Docking back at Lavrion was smooth enough — we can do better, but we also managed to get ourselves successfully tied up with no issues, so no real complaints there. It helped that our neighbours in the slip beside us were away so we had a little more room as well. We had a debrief together and all agreed it was a very successful trip, we made it out and back safely and we all learnt a lot, gathering really valuable experience.
On Friday morning Karina and I woke up to a really strong smell of smoke — Greece is experiencing some of the worst fires it’s had and while they aren’t close to us, the wind was blowing smoke and ash all over the boat again. After 8.5 years in California and growing up in Australia, we weren’t happy until we’d put a fire escape plan in place — we think we won’t need it, but we’re also much happier having spoken about it and planned out what we would do. Marinas and boats are in many ways a terrible place to be in a fire — lots of canvas canopies that go up fast, plastic boats which catch alight and contain a lot of fuel that then spreads on top of the water to other boats nearby. Our plan is simple — get out early.
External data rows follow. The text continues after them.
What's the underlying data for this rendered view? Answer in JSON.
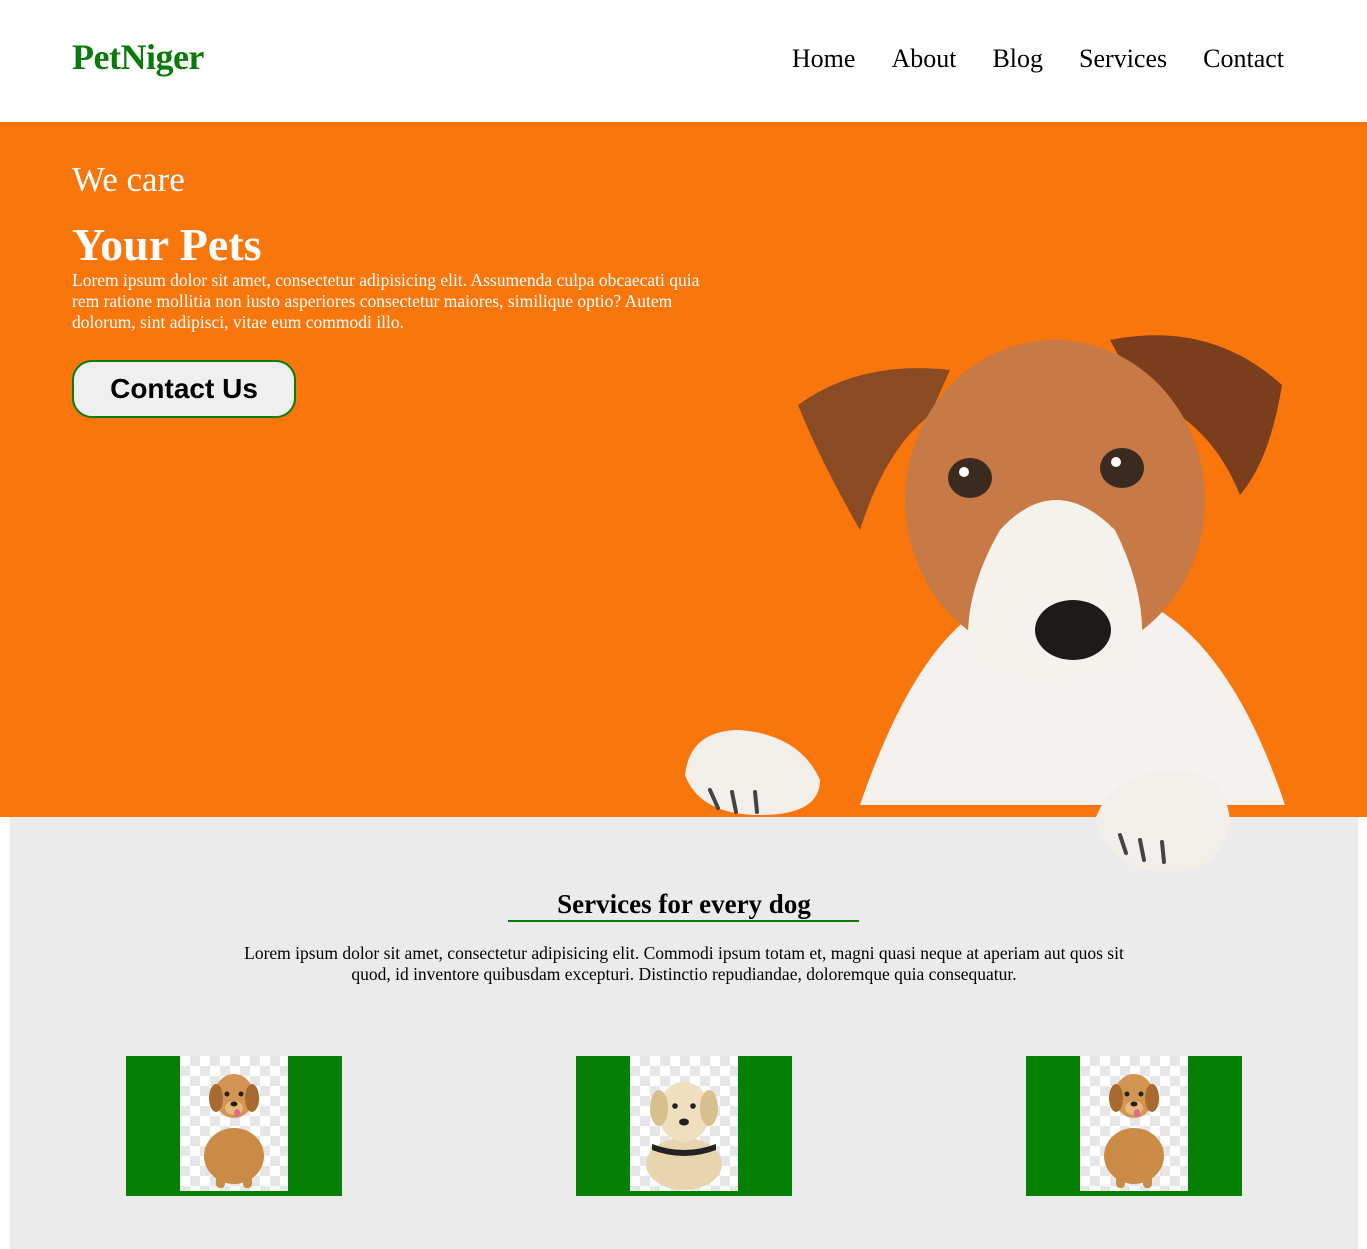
{
  "header": {
    "logo": "PetNiger",
    "nav": [
      "Home",
      "About",
      "Blog",
      "Services",
      "Contact"
    ]
  },
  "hero": {
    "subtitle": "We care",
    "title": "Your Pets",
    "text": "Lorem ipsum dolor sit amet, consectetur adipisicing elit. Assumenda culpa obcaecati quia rem ratione mollitia non iusto asperiores consectetur maiores, similique optio? Autem dolorum, sint adipisci, vitae eum commodi illo.",
    "button": "Contact Us",
    "background_color": "#f8760c"
  },
  "services": {
    "title": "Services for every dog",
    "text": "Lorem ipsum dolor sit amet, consectetur adipisicing elit. Commodi ipsum totam et, magni quasi neque at aperiam aut quos sit quod, id inventore quibusdam excepturi. Distinctio repudiandae, doloremque quia consequatur.",
    "accent_color": "#058005",
    "cards": [
      "golden-puppy",
      "labrador",
      "golden-puppy"
    ]
  }
}
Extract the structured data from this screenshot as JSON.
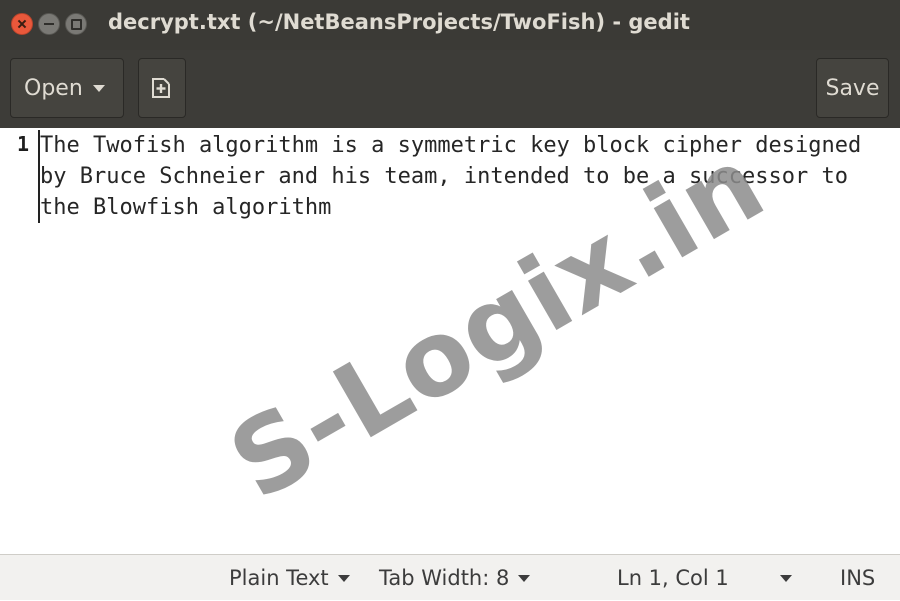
{
  "window": {
    "title": "decrypt.txt (~/NetBeansProjects/TwoFish) - gedit",
    "controls": [
      "close-icon",
      "minimize-icon",
      "maximize-icon"
    ]
  },
  "toolbar": {
    "open_label": "Open",
    "new_document_icon": "new-document-icon",
    "save_label": "Save"
  },
  "editor": {
    "line_number": "1",
    "text": "The Twofish algorithm is a symmetric key block cipher designed\nby Bruce Schneier and his team, intended to be a successor to\nthe Blowfish algorithm"
  },
  "watermark": "S-Logix.in",
  "statusbar": {
    "language": "Plain Text",
    "tab_width": "Tab Width: 8",
    "position": "Ln 1, Col 1",
    "mode": "INS"
  }
}
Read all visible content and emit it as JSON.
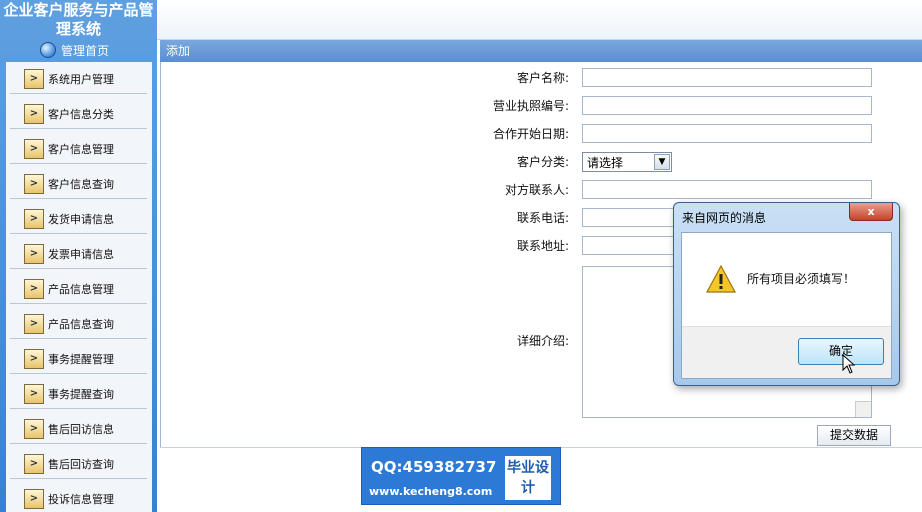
{
  "sidebar": {
    "title": "企业客户服务与产品管理系统",
    "home_label": "管理首页",
    "items": [
      {
        "label": "系统用户管理"
      },
      {
        "label": "客户信息分类"
      },
      {
        "label": "客户信息管理"
      },
      {
        "label": "客户信息查询"
      },
      {
        "label": "发货申请信息"
      },
      {
        "label": "发票申请信息"
      },
      {
        "label": "产品信息管理"
      },
      {
        "label": "产品信息查询"
      },
      {
        "label": "事务提醒管理"
      },
      {
        "label": "事务提醒查询"
      },
      {
        "label": "售后回访信息"
      },
      {
        "label": "售后回访查询"
      },
      {
        "label": "投诉信息管理"
      }
    ]
  },
  "panel": {
    "title": "添加"
  },
  "form": {
    "customer_name_label": "客户名称:",
    "license_no_label": "营业执照编号:",
    "start_date_label": "合作开始日期:",
    "category_label": "客户分类:",
    "category_selected": "请选择",
    "contact_label": "对方联系人:",
    "phone_label": "联系电话:",
    "address_label": "联系地址:",
    "detail_label": "详细介绍:",
    "submit_label": "提交数据"
  },
  "dialog": {
    "title": "来自网页的消息",
    "close_label": "x",
    "message": "所有项目必须填写！",
    "ok_label": "确定"
  },
  "watermark": {
    "qq": "QQ:459382737",
    "url": "www.kecheng8.com",
    "badge": "毕业设计"
  }
}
Take the boat and go, we can anchor somewhere and wait it out, but we’ve filled the water tanks again, and planned the departure so we know what we’ll do. It does feel quite apocalyptic at the moment — I think one of the neighbouring captains summed it up quite well when I told him where we’d been “Why did you come back!” he said.
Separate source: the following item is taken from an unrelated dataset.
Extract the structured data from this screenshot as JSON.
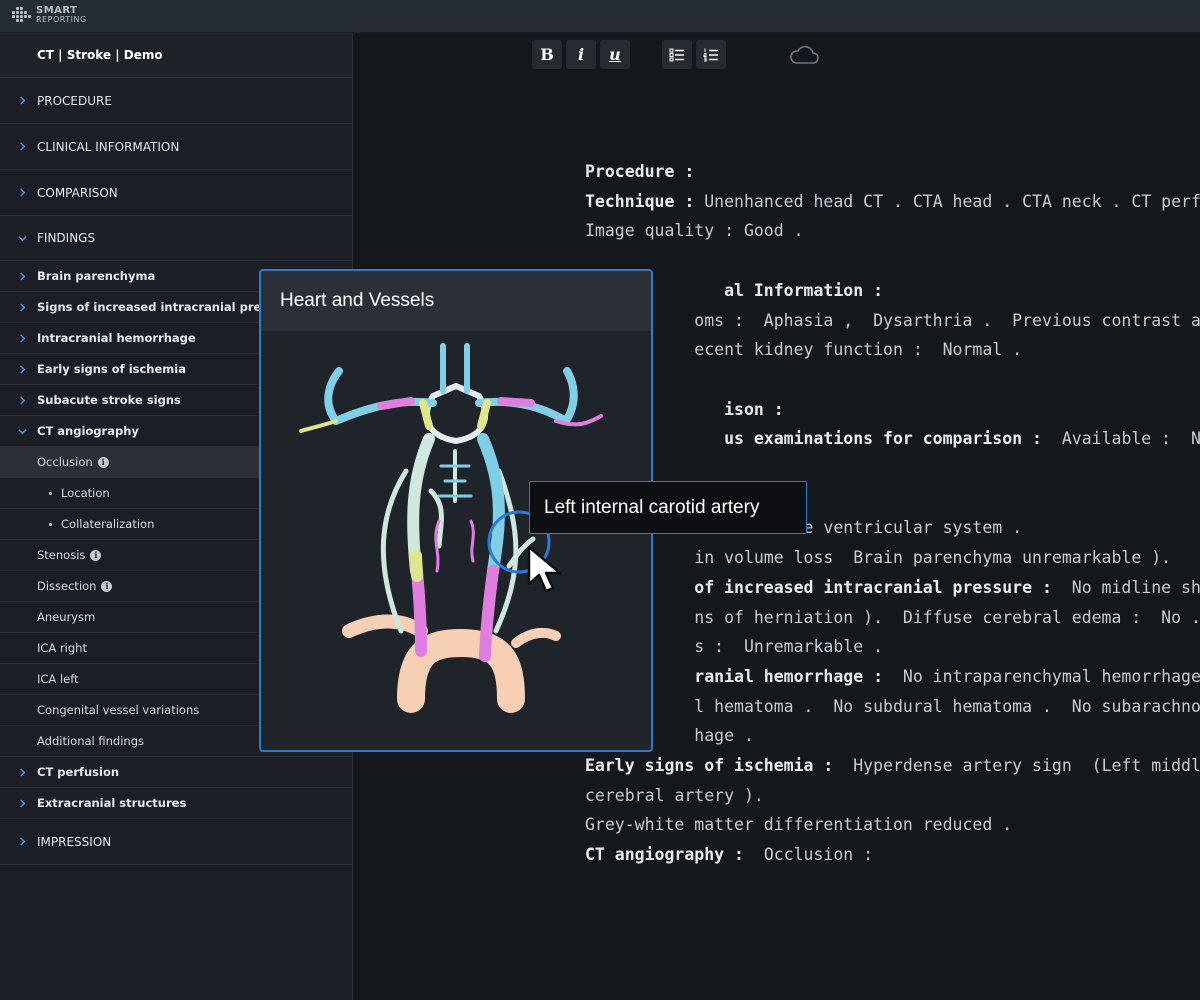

Other than that Friday and Saturday consisted of a lot of maintenance type tasks — we cleaned the boat from top to bottom, did 5 loads of washing, replaced the anchor fuse and finally fixed the forward hatch (with a whole new hatch that was so clean Karina thought the glass was missing…). We also struggled with the refrigerator which had a terrible smell that we eventually figured out was some chicken which had gone off — we’re learning that DC battery powered fridges aren’t quite the same as your home refrigerator, they can’t be relied on to keep things quite as cold, especially in 40 degree weather.
You might notice in all the photos that I was getting a bit wooly on top, we recently purchased clippers as we’re not sure exactly when and where we’ll be next to good hairdressers and Karina was frankly quite excited to have a go at cutting my hair! So Saturday morning also included a new hair cut.
Sunday we’re heading out again, this time with Thymios (my Greek friend I met sailing in San Francisco) and his fiancee Ioanna, for a day trip to a new beach for us at Makronissos again (it’s literally next door!). Tuesday or Wednesday we plan to head out again with Sotiris (our broker) and depending on the weather, we might do a trip with the Habibi Center teachers.
It’s getting close now until we desert our “home base” — we realised today we are technically only booked in for one more week and we’ll have to start roaming around. Scotland have eased their Covid restrictions for vaccinated travellers from Greece, so if we can extend our berth here for an extra week or so, we’re hoping we might get a quick visit to Ella and see her for the first time in well over 18 months now.
Want to see where we are now? Check us out on NoForeignLand https://www.noforeignland.com/boat/matilda
Until next time,
Tim & Karina